───── RECORDS FOR THIS EXERCISE

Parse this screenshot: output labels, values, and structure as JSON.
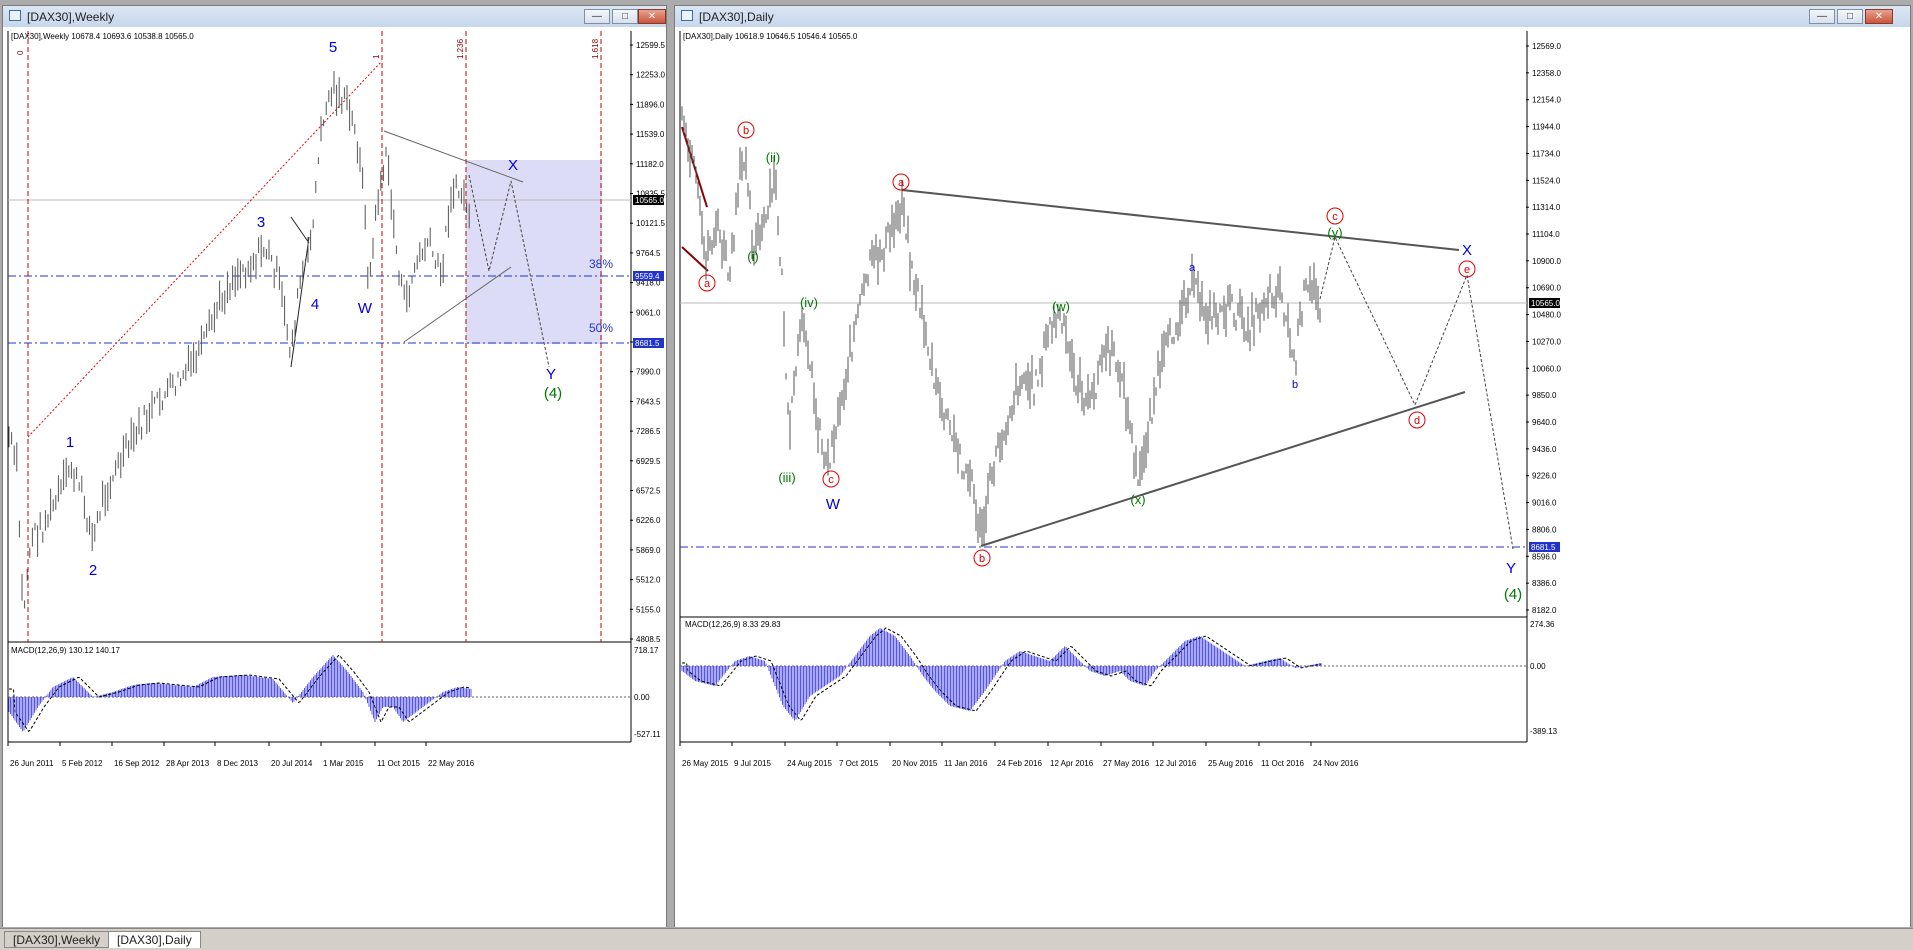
{
  "colors": {
    "wave_blue": "#0000dd",
    "wave_green": "#007700",
    "wave_red": "#d00000",
    "price_tag": "#2233cc",
    "macd": "#5555ee"
  },
  "weekly": {
    "title": "[DAX30],Weekly",
    "header": "[DAX30],Weekly  10678.4 10693.6 10538.8 10565.0",
    "macd_label": "MACD(12,26,9) 130.12 140.17",
    "price_axis": [
      "12599.5",
      "12253.0",
      "11896.0",
      "11539.0",
      "11182.0",
      "10835.5",
      "10121.5",
      "9764.5",
      "9418.0",
      "9061.0",
      "8347.0",
      "7990.0",
      "7643.5",
      "7286.5",
      "6929.5",
      "6572.5",
      "6226.0",
      "5869.0",
      "5512.0",
      "5155.0",
      "4808.5"
    ],
    "macd_axis": [
      "718.17",
      "0.00",
      "-527.11"
    ],
    "time_axis": [
      "26 Jun 2011",
      "5 Feb 2012",
      "16 Sep 2012",
      "28 Apr 2013",
      "8 Dec 2013",
      "20 Jul 2014",
      "1 Mar 2015",
      "11 Oct 2015",
      "22 May 2016"
    ],
    "price_tags": {
      "current": "10565.0",
      "fib38": "9559.4",
      "fib50": "8681.5"
    },
    "fib_labels": {
      "f0": "0",
      "f1": "1",
      "f1236": "1.236",
      "f1618": "1.618",
      "p38": "38%",
      "p50": "50%"
    },
    "waves": {
      "w1": "1",
      "w2": "2",
      "w3": "3",
      "w4": "4",
      "w5": "5",
      "W": "W",
      "X": "X",
      "Y": "Y",
      "four": "(4)"
    }
  },
  "daily": {
    "title": "[DAX30],Daily",
    "header": "[DAX30],Daily  10618.9 10646.5 10546.4 10565.0",
    "macd_label": "MACD(12,26,9) 8.33 29.83",
    "price_axis": [
      "12569.0",
      "12358.0",
      "12154.0",
      "11944.0",
      "11734.0",
      "11524.0",
      "11314.0",
      "11104.0",
      "10900.0",
      "10690.0",
      "10480.0",
      "10270.0",
      "10060.0",
      "9850.0",
      "9640.0",
      "9436.0",
      "9226.0",
      "9016.0",
      "8806.0",
      "8596.0",
      "8386.0",
      "8182.0"
    ],
    "macd_axis": [
      "274.36",
      "0.00",
      "-389.13"
    ],
    "time_axis": [
      "26 May 2015",
      "9 Jul 2015",
      "24 Aug 2015",
      "7 Oct 2015",
      "20 Nov 2015",
      "11 Jan 2016",
      "24 Feb 2016",
      "12 Apr 2016",
      "27 May 2016",
      "12 Jul 2016",
      "25 Aug 2016",
      "11 Oct 2016",
      "24 Nov 2016"
    ],
    "price_tags": {
      "current": "10565.0",
      "fib50": "8681.5"
    },
    "waves": {
      "a_red": "a",
      "b_red": "b",
      "c_red": "c",
      "d_red": "d",
      "e_red": "e",
      "b_red2": "b",
      "a_red2": "a",
      "c_red2": "c",
      "i": "(i)",
      "ii": "(ii)",
      "iii": "(iii)",
      "iv": "(iv)",
      "w": "(w)",
      "x": "(x)",
      "y": "(y)",
      "W": "W",
      "X": "X",
      "Y": "Y",
      "four": "(4)",
      "a_blue": "a",
      "b_blue": "b"
    }
  },
  "taskbar": {
    "tab_weekly": "[DAX30],Weekly",
    "tab_daily": "[DAX30],Daily"
  }
}
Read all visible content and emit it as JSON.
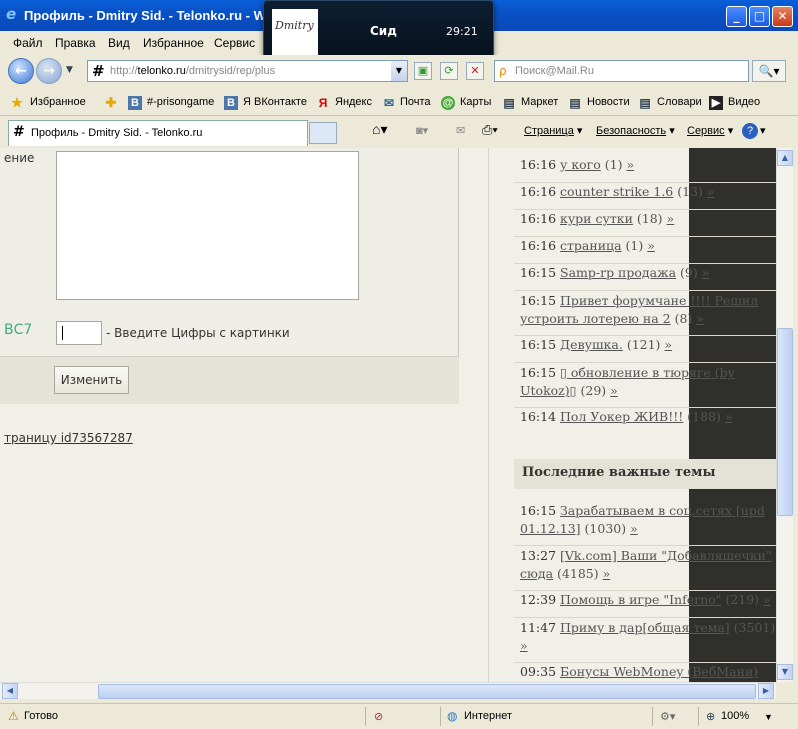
{
  "window": {
    "title": "Профиль - Dmitry Sid. - Telonko.ru - W"
  },
  "popup": {
    "name": "Сид",
    "time": "29:21",
    "thumb_text": "Dmitry"
  },
  "menu": [
    "Файл",
    "Правка",
    "Вид",
    "Избранное",
    "Сервис"
  ],
  "address": {
    "prefix": "http://",
    "host": "telonko.ru",
    "path": "/dmitrysid/rep/plus"
  },
  "search": {
    "placeholder": "Поиск@Mail.Ru"
  },
  "favorites": {
    "label": "Избранное",
    "items": [
      "#-prisongame",
      "Я ВКонтакте",
      "Яндекс",
      "Почта",
      "Карты",
      "Маркет",
      "Новости",
      "Словари",
      "Видео"
    ]
  },
  "tab": {
    "title": "Профиль - Dmitry Sid. - Telonko.ru"
  },
  "commands": [
    "Страница",
    "Безопасность",
    "Сервис"
  ],
  "form": {
    "field_label": "ение",
    "captcha_prefix": "ВС7",
    "captcha_hint": "- Введите Цифры с картинки",
    "submit": "Изменить",
    "link": "траницу id73567287"
  },
  "recent": [
    {
      "time": "16:16",
      "title": "у кого",
      "count": "(1)"
    },
    {
      "time": "16:16",
      "title": "counter strike 1.6",
      "count": "(13)"
    },
    {
      "time": "16:16",
      "title": "кури сутки",
      "count": "(18)"
    },
    {
      "time": "16:16",
      "title": "страница",
      "count": "(1)"
    },
    {
      "time": "16:15",
      "title": "Samp-rp продажа",
      "count": "(9)"
    },
    {
      "time": "16:15",
      "title": "Привет форумчане !!!! Решил устроить лотерею на 2",
      "count": "(8)"
    },
    {
      "time": "16:15",
      "title": "Девушка.",
      "count": "(121)"
    },
    {
      "time": "16:15",
      "title": "▯ обновление в тюряге (by Utokoz)▯",
      "count": "(29)"
    },
    {
      "time": "16:14",
      "title": "Пол Уокер ЖИВ!!!",
      "count": "(188)"
    }
  ],
  "important": {
    "heading": "Последние важные темы",
    "items": [
      {
        "time": "16:15",
        "title": "Зарабатываем в соц.сетях [upd 01.12.13]",
        "count": "(1030)"
      },
      {
        "time": "13:27",
        "title": "[Vk.com] Ваши \"Добавляшечки\" сюда",
        "count": "(4185)"
      },
      {
        "time": "12:39",
        "title": "Помощь в игре \"Inferno\"",
        "count": "(219)"
      },
      {
        "time": "11:47",
        "title": "Приму в дар[общая тема]",
        "count": "(3501)"
      },
      {
        "time": "09:35",
        "title": "Бонусы WebMoney (ВебМани)",
        "count": ""
      }
    ]
  },
  "status": {
    "text": "Готово",
    "zone": "Интернет",
    "zoom": "100%"
  },
  "arrow": "»"
}
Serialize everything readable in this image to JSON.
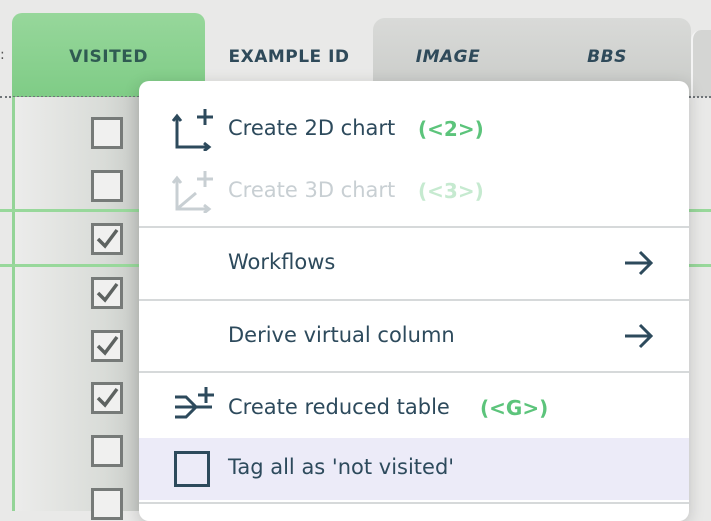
{
  "table": {
    "left_edge_mark": ":",
    "columns": {
      "visited": "VISITED",
      "example_id": "EXAMPLE ID",
      "image": "IMAGE",
      "bbs": "BBS"
    },
    "visited_checkboxes": [
      false,
      false,
      true,
      true,
      true,
      true,
      false,
      false
    ]
  },
  "menu": {
    "items": [
      {
        "label": "Create 2D chart",
        "shortcut": "(<2>)",
        "icon": "chart-2d-icon",
        "enabled": true
      },
      {
        "label": "Create 3D chart",
        "shortcut": "(<3>)",
        "icon": "chart-3d-icon",
        "enabled": false
      },
      {
        "label": "Workflows",
        "icon": "arrow-right-icon",
        "submenu": true
      },
      {
        "label": "Derive virtual column",
        "icon": "arrow-right-icon",
        "submenu": true
      },
      {
        "label": "Create reduced table",
        "shortcut": "(<G>)",
        "icon": "reduce-table-icon",
        "enabled": true
      },
      {
        "label": "Tag all as 'not visited'",
        "icon": "checkbox-unchecked-icon",
        "highlighted": true
      }
    ]
  },
  "colors": {
    "accent_green": "#5cc47b",
    "visited_header": "#8fd494",
    "text_dark": "#2d4a5c",
    "hover": "#ecebf8"
  }
}
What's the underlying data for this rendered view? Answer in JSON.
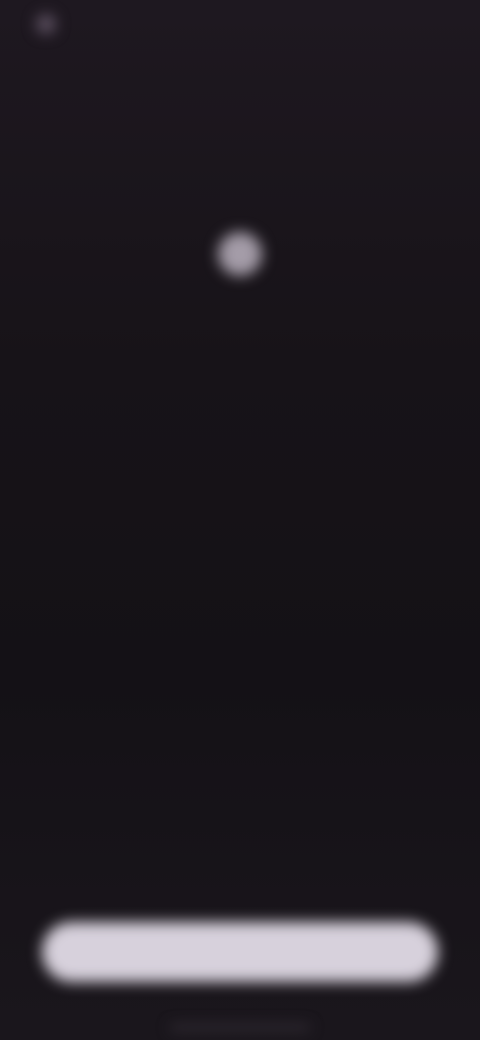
{
  "status_bar": {
    "left_label": "",
    "right_label": ""
  },
  "header": {
    "title": ""
  },
  "hero": {
    "icon": "circle-icon",
    "headline": ""
  },
  "stats": [
    {
      "top": "",
      "value": "",
      "sub": ""
    },
    {
      "top": "",
      "value": "",
      "sub": ""
    },
    {
      "top": "",
      "value": "",
      "sub": ""
    }
  ],
  "description": "",
  "footnote": "",
  "primary_button": {
    "label": ""
  },
  "colors": {
    "background": "#1b171d",
    "button": "#d7d1dc",
    "text_primary": "#e6e1ea",
    "text_muted": "#726a77"
  }
}
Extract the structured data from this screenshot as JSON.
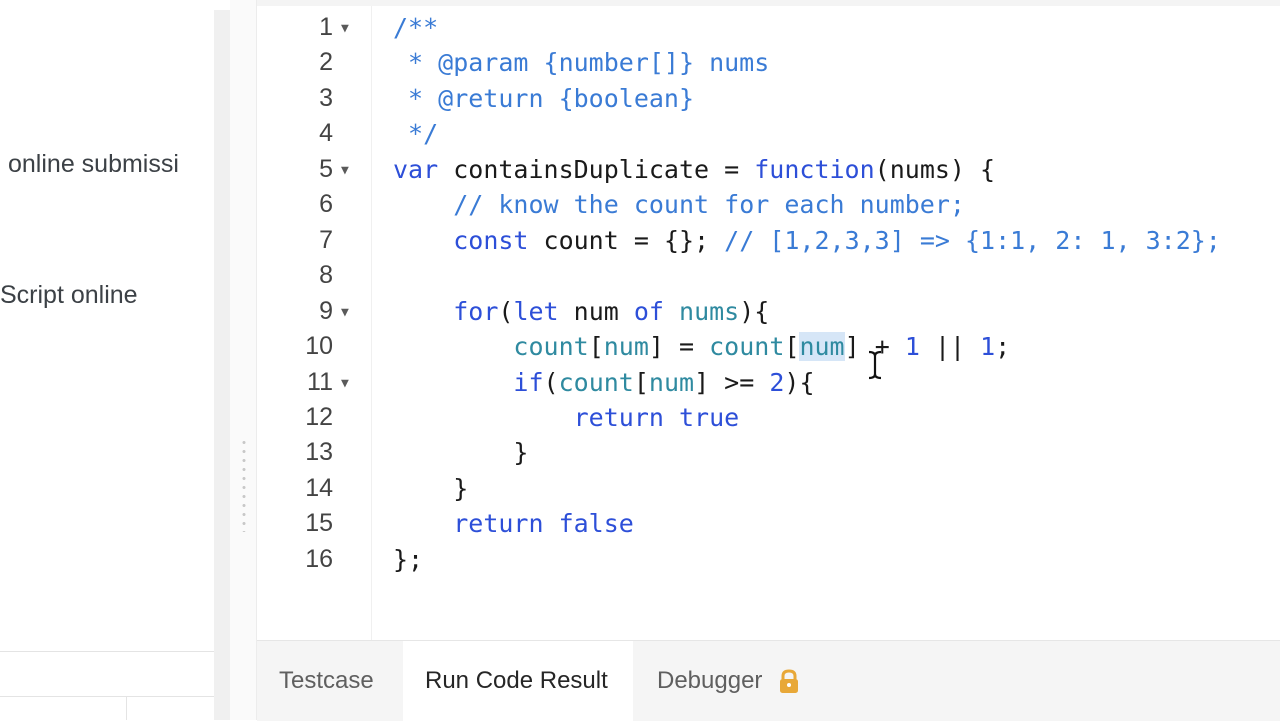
{
  "description_panel": {
    "text_1": "online submissi",
    "text_2": "Script online"
  },
  "editor": {
    "lines": [
      {
        "n": "1",
        "fold": true,
        "tokens": [
          [
            "comment",
            "/**"
          ]
        ]
      },
      {
        "n": "2",
        "fold": false,
        "tokens": [
          [
            "comment",
            " * @param {number[]} nums"
          ]
        ]
      },
      {
        "n": "3",
        "fold": false,
        "tokens": [
          [
            "comment",
            " * @return {boolean}"
          ]
        ]
      },
      {
        "n": "4",
        "fold": false,
        "tokens": [
          [
            "comment",
            " */"
          ]
        ]
      },
      {
        "n": "5",
        "fold": true,
        "tokens": [
          [
            "kw",
            "var "
          ],
          [
            "plain",
            "containsDuplicate = "
          ],
          [
            "kw",
            "function"
          ],
          [
            "plain",
            "(nums) {"
          ]
        ]
      },
      {
        "n": "6",
        "fold": false,
        "tokens": [
          [
            "plain",
            "    "
          ],
          [
            "comment",
            "// know the count for each number;"
          ]
        ]
      },
      {
        "n": "7",
        "fold": false,
        "tokens": [
          [
            "plain",
            "    "
          ],
          [
            "kw",
            "const "
          ],
          [
            "plain",
            "count = {}; "
          ],
          [
            "comment",
            "// [1,2,3,3] => {1:1, 2: 1, 3:2};"
          ]
        ]
      },
      {
        "n": "8",
        "fold": false,
        "tokens": [
          [
            "plain",
            ""
          ]
        ]
      },
      {
        "n": "9",
        "fold": true,
        "tokens": [
          [
            "plain",
            "    "
          ],
          [
            "kw",
            "for"
          ],
          [
            "plain",
            "("
          ],
          [
            "kw",
            "let "
          ],
          [
            "plain",
            "num "
          ],
          [
            "kw",
            "of "
          ],
          [
            "var",
            "nums"
          ],
          [
            "plain",
            "){"
          ]
        ]
      },
      {
        "n": "10",
        "fold": false,
        "tokens": [
          [
            "plain",
            "        "
          ],
          [
            "var",
            "count"
          ],
          [
            "plain",
            "["
          ],
          [
            "var",
            "num"
          ],
          [
            "plain",
            "] = "
          ],
          [
            "var",
            "count"
          ],
          [
            "plain",
            "["
          ],
          [
            "hl",
            "num"
          ],
          [
            "plain",
            "] + "
          ],
          [
            "num",
            "1"
          ],
          [
            "plain",
            " || "
          ],
          [
            "num",
            "1"
          ],
          [
            "plain",
            ";"
          ]
        ]
      },
      {
        "n": "11",
        "fold": true,
        "tokens": [
          [
            "plain",
            "        "
          ],
          [
            "kw",
            "if"
          ],
          [
            "plain",
            "("
          ],
          [
            "var",
            "count"
          ],
          [
            "plain",
            "["
          ],
          [
            "var",
            "num"
          ],
          [
            "plain",
            "] >= "
          ],
          [
            "num",
            "2"
          ],
          [
            "plain",
            "){"
          ]
        ]
      },
      {
        "n": "12",
        "fold": false,
        "tokens": [
          [
            "plain",
            "            "
          ],
          [
            "kw",
            "return "
          ],
          [
            "kw",
            "true"
          ]
        ]
      },
      {
        "n": "13",
        "fold": false,
        "tokens": [
          [
            "plain",
            "        }"
          ]
        ]
      },
      {
        "n": "14",
        "fold": false,
        "tokens": [
          [
            "plain",
            "    }"
          ]
        ]
      },
      {
        "n": "15",
        "fold": false,
        "tokens": [
          [
            "plain",
            "    "
          ],
          [
            "kw",
            "return "
          ],
          [
            "kw",
            "false"
          ]
        ]
      },
      {
        "n": "16",
        "fold": false,
        "tokens": [
          [
            "plain",
            "};"
          ]
        ]
      }
    ]
  },
  "bottom_tabs": {
    "testcase": "Testcase",
    "run_code_result": "Run Code Result",
    "debugger": "Debugger"
  },
  "colors": {
    "comment": "#3a7bd5",
    "keyword": "#2d4fd8",
    "variable": "#2f8aa0",
    "selection": "#d6e6f7",
    "lock": "#e8a838"
  },
  "icons": {
    "fold": "triangle-down",
    "lock": "lock-icon",
    "cursor": "text-cursor"
  }
}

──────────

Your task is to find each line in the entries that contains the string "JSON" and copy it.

Parse this screenshot: output labels, values, and structure as JSON.
Read all visible content and emit it as JSON.
Serialize everything readable in this image to JSON.
What's the underlying data for this rendered view? Answer in JSON.
Extract the structured data from this screenshot as JSON.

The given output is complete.